• Task requirements: Every record below should be copied exactly, with the pictures left out.

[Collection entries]
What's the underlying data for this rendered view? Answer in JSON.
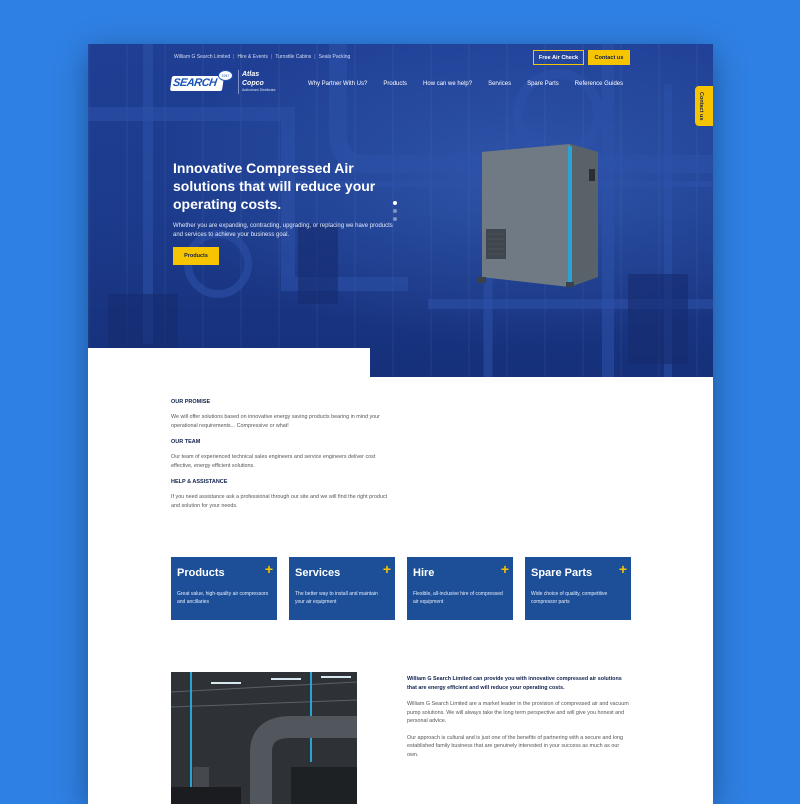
{
  "topbar": {
    "links": [
      "William G Search Limited",
      "Hire & Events",
      "Turnstile Cabins",
      "Seals Packing"
    ],
    "free_air_check": "Free Air Check",
    "contact_us": "Contact us"
  },
  "logo": {
    "search": "SEARCH",
    "badge": "1947",
    "atlas": "Atlas Copco",
    "atlas_sub": "Authorised Distributor"
  },
  "nav": [
    "Why Partner With Us?",
    "Products",
    "How can we help?",
    "Services",
    "Spare Parts",
    "Reference Guides"
  ],
  "contact_tab": "Contact us",
  "hero": {
    "title": "Innovative Compressed Air solutions that will reduce your operating costs.",
    "subtitle": "Whether you are expanding, contracting, upgrading, or replacing we have products and services to achieve your business goal.",
    "button": "Products",
    "slides_total": 3,
    "slide_active": 1
  },
  "info": {
    "promise_title": "OUR PROMISE",
    "promise_text": "We will offer solutions based on innovative energy saving products bearing in mind your operational requirements... Compressive or what!",
    "team_title": "OUR TEAM",
    "team_text": "Our team of experienced technical sales engineers and service engineers deliver cost effective, energy efficient solutions.",
    "help_title": "HELP & ASSISTANCE",
    "help_text": "If you need assistance ask a professional through our site and we will find the right product and solution for your needs."
  },
  "cards": [
    {
      "title": "Products",
      "desc": "Great value, high-quality air compressors and ancillaries"
    },
    {
      "title": "Services",
      "desc": "The better way to install and maintain your air equipment"
    },
    {
      "title": "Hire",
      "desc": "Flexible, all-inclusive hire of compressed air equipment"
    },
    {
      "title": "Spare Parts",
      "desc": "Wide choice of quality, competitive compressor parts"
    }
  ],
  "about": {
    "lead": "William G Search Limited can provide you with innovative compressed air solutions that are energy efficient and will reduce your operating costs.",
    "p1": "William G Search Limited are a market leader in the provision of compressed air and vacuum pump solutions. We will always take the long term perspective and will give you honest and personal advice.",
    "p2": "Our approach is cultural and is just one of the benefits of partnering with a secure and long established family business that are genuinely interested in your success as much as our own."
  },
  "colors": {
    "background": "#2f80e4",
    "hero": "#1f3f95",
    "accent_yellow": "#f7c500",
    "card_blue": "#1c4f98"
  }
}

• Response to this exercise:
What's the underlying data for this rendered view? Answer in JSON.
{
  "topbar": {
    "links": [
      "William G Search Limited",
      "Hire & Events",
      "Turnstile Cabins",
      "Seals Packing"
    ],
    "free_air_check": "Free Air Check",
    "contact_us": "Contact us"
  },
  "logo": {
    "search": "SEARCH",
    "badge": "1947",
    "atlas": "Atlas Copco",
    "atlas_sub": "Authorised Distributor"
  },
  "nav": [
    "Why Partner With Us?",
    "Products",
    "How can we help?",
    "Services",
    "Spare Parts",
    "Reference Guides"
  ],
  "contact_tab": "Contact us",
  "hero": {
    "title": "Innovative Compressed Air solutions that will reduce your operating costs.",
    "subtitle": "Whether you are expanding, contracting, upgrading, or replacing we have products and services to achieve your business goal.",
    "button": "Products",
    "slides_total": 3,
    "slide_active": 1
  },
  "info": {
    "promise_title": "OUR PROMISE",
    "promise_text": "We will offer solutions based on innovative energy saving products bearing in mind your operational requirements... Compressive or what!",
    "team_title": "OUR TEAM",
    "team_text": "Our team of experienced technical sales engineers and service engineers deliver cost effective, energy efficient solutions.",
    "help_title": "HELP & ASSISTANCE",
    "help_text": "If you need assistance ask a professional through our site and we will find the right product and solution for your needs."
  },
  "cards": [
    {
      "title": "Products",
      "desc": "Great value, high-quality air compressors and ancillaries"
    },
    {
      "title": "Services",
      "desc": "The better way to install and maintain your air equipment"
    },
    {
      "title": "Hire",
      "desc": "Flexible, all-inclusive hire of compressed air equipment"
    },
    {
      "title": "Spare Parts",
      "desc": "Wide choice of quality, competitive compressor parts"
    }
  ],
  "about": {
    "lead": "William G Search Limited can provide you with innovative compressed air solutions that are energy efficient and will reduce your operating costs.",
    "p1": "William G Search Limited are a market leader in the provision of compressed air and vacuum pump solutions. We will always take the long term perspective and will give you honest and personal advice.",
    "p2": "Our approach is cultural and is just one of the benefits of partnering with a secure and long established family business that are genuinely interested in your success as much as our own."
  },
  "colors": {
    "background": "#2f80e4",
    "hero": "#1f3f95",
    "accent_yellow": "#f7c500",
    "card_blue": "#1c4f98"
  }
}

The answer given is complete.